A profile published on Sunday details the experiences and work of Jordyn Castor, a blind Apple engineer now developing technologies like VoiceOver with company's accessibility design and quality team.




Castor has been blind since birth, but growing up, was encouraged by adults to experiment with gadgets like computers in spite of the steeper learning curve, according to Mashhable. She received an iPad for her 17th birthday, and says she was impressed by the fact she could use it out of the box, unlike other electronics which can sometimes require expensive add-ons or software for people with disabilities.

She eventually went to Michigan State University, and was hired as an intern at Apple following a 2015 job fair in Minneapolis. That internship turned into her current full-time position.

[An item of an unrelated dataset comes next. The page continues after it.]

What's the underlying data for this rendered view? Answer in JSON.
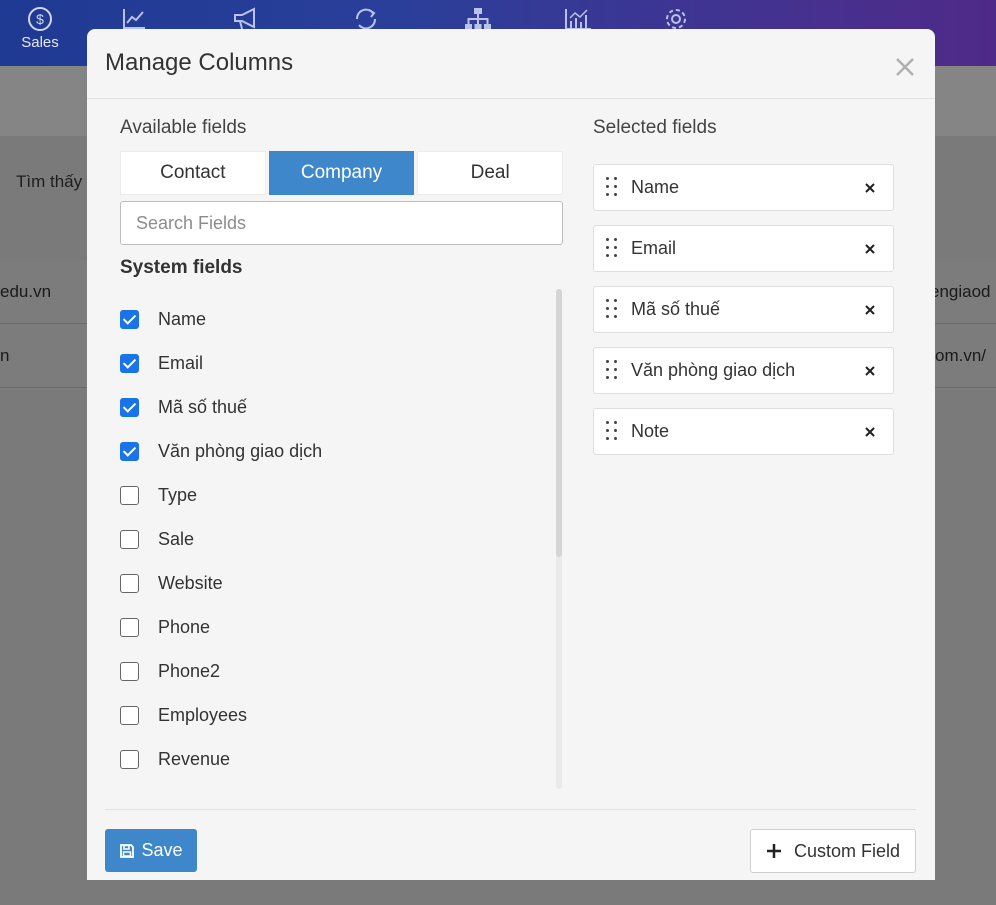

Castor notes that she programs using a combination of alphabetic and Nemeth (mathematical) Braille, and actually prefers Braille when reading meeting agendas as well, since she can "see" the grammar, spelling, and punctuation. Nevertheless she uses VoiceOver alone to navigate devices.

Some of her more recent work includes adding accessibility support for Swift Playgrounds, Apple's iPad-based code learning app.

Apple is planning to further improve accessibility features in OS updates due this fall. watchOS 3, for example, will be able to tell time through vibrations on an Apple Watch, and the arrival of Siri in macOS Sierra should expand Mac voice commands.